### Exercise instructions
Whenever a line in the entries includes the word "module", copy that line out.
Working data Block Start
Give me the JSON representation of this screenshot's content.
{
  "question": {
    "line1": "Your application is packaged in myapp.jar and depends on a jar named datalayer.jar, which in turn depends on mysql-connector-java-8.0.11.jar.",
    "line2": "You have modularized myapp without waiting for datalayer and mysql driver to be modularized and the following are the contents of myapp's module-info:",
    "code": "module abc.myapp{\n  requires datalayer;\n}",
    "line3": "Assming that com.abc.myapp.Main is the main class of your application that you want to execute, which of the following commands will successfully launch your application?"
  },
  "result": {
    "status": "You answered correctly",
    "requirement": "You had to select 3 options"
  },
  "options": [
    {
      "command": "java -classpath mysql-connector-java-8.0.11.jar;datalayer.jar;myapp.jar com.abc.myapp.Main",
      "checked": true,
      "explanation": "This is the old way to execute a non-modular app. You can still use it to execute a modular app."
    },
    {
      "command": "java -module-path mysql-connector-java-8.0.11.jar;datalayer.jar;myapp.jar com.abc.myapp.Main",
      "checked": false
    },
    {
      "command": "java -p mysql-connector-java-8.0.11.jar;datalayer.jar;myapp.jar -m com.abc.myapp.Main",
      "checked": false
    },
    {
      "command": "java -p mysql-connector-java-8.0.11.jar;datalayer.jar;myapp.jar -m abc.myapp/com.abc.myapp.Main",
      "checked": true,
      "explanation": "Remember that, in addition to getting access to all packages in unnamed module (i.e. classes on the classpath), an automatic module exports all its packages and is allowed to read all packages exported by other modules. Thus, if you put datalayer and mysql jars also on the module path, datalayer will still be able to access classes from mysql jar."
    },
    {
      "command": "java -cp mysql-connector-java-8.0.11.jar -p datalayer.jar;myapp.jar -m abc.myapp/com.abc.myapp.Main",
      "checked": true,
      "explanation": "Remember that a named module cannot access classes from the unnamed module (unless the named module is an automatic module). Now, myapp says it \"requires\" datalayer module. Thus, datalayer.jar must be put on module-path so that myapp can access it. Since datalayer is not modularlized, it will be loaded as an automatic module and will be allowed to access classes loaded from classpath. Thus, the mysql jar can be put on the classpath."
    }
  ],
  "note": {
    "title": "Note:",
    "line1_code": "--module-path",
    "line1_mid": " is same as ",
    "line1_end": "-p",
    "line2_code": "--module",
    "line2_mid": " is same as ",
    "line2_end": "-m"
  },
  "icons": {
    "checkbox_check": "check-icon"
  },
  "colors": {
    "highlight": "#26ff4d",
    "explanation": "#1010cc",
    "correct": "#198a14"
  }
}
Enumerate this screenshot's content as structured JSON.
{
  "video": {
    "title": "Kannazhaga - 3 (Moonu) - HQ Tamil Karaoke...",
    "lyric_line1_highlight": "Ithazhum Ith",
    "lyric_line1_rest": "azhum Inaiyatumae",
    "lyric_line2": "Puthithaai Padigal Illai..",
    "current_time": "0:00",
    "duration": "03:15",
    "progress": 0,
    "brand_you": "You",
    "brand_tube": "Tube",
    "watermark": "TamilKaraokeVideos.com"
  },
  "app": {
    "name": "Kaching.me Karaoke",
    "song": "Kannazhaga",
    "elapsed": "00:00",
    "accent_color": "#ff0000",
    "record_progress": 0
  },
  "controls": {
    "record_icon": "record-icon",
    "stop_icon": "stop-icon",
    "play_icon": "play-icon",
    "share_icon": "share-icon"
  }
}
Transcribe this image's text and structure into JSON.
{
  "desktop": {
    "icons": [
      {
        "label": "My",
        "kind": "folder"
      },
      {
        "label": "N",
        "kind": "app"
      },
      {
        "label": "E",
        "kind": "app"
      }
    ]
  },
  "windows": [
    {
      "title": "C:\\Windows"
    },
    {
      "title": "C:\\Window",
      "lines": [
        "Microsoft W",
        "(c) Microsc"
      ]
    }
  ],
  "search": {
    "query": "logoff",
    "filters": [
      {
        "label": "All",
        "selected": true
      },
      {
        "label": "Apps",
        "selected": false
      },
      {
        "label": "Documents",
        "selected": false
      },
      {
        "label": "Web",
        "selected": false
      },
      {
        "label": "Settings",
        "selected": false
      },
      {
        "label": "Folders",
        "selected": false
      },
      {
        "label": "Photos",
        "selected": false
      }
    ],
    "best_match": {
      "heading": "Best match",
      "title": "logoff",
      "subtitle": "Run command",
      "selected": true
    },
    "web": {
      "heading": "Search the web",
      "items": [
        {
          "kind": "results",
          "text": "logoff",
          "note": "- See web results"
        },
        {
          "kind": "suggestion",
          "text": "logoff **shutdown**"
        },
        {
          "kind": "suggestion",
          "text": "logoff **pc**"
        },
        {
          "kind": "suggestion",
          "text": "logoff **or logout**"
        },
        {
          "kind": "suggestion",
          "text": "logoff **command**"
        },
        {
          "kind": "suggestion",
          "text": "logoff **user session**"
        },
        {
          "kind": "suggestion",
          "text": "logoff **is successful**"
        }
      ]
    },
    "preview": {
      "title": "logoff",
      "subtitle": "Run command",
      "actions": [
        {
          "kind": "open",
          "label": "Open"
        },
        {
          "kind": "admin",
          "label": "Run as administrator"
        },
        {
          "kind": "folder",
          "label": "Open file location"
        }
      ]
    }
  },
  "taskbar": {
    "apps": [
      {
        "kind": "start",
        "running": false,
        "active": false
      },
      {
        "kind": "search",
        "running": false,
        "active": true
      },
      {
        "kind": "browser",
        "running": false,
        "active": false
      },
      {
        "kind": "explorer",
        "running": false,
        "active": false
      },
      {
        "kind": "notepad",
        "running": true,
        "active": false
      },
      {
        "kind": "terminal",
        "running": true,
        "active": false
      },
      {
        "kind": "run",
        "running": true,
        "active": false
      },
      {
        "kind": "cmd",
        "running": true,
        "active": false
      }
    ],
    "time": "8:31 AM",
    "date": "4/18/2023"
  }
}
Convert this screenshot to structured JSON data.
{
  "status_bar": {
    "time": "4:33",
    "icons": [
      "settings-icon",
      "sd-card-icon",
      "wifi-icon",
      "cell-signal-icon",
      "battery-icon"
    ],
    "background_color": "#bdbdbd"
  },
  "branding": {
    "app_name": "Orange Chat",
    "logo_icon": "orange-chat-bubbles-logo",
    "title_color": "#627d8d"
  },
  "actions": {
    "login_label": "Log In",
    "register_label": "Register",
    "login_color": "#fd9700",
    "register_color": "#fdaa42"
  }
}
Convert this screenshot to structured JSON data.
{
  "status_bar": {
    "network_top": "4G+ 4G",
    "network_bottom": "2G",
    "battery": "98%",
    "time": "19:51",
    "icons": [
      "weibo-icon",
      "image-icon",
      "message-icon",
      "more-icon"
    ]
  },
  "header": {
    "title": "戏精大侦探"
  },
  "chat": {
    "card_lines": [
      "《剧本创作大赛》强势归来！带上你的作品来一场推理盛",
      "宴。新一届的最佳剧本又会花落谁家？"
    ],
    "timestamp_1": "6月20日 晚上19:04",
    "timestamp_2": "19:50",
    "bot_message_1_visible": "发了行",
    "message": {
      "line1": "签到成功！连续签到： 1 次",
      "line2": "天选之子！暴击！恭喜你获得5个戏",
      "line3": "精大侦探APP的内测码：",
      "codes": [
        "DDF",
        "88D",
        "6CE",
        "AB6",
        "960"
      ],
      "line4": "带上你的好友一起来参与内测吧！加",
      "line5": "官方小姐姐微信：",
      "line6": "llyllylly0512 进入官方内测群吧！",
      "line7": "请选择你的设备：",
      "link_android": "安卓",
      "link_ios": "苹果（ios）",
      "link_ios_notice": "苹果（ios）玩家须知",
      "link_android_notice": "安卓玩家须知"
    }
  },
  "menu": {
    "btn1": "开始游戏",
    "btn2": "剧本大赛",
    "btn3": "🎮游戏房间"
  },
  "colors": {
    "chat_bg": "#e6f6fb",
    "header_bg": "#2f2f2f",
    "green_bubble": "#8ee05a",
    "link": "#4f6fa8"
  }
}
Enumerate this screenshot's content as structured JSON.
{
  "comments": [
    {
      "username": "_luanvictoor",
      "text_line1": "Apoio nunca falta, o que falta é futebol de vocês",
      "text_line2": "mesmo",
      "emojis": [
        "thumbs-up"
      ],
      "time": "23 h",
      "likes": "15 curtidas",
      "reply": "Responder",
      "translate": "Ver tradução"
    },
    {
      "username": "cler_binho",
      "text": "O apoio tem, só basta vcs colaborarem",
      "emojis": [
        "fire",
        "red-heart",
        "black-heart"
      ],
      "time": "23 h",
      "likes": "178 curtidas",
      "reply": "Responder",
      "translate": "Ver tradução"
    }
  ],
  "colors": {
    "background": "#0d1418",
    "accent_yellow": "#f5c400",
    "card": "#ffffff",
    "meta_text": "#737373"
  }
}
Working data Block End
### Solution to the problem
    "line2": "You have modularized myapp without waiting for datalayer and mysql driver to be modularized and the following are the contents of myapp's module-info:",
    "code": "module abc.myapp{\n  requires datalayer;\n}",
      "command": "java -module-path mysql-connector-java-8.0.11.jar;datalayer.jar;myapp.jar com.abc.myapp.Main",
      "explanation": "Remember that, in addition to getting access to all packages in unnamed module (i.e. classes on the classpath), an automatic module exports all its packages and is allowed to read all packages exported by other modules. Thus, if you put datalayer and mysql jars also on the module path, datalayer will still be able to access classes from mysql jar."
      "explanation": "Remember that a named module cannot access classes from the unnamed module (unless the named module is an automatic module). Now, myapp says it \"requires\" datalayer module. Thus, datalayer.jar must be put on module-path so that myapp can access it. Since datalayer is not modularlized, it will be loaded as an automatic module and will be allowed to access classes loaded from classpath. Thus, the mysql jar can be put on the classpath."
    "line1_code": "--module-path",
    "line2_code": "--module",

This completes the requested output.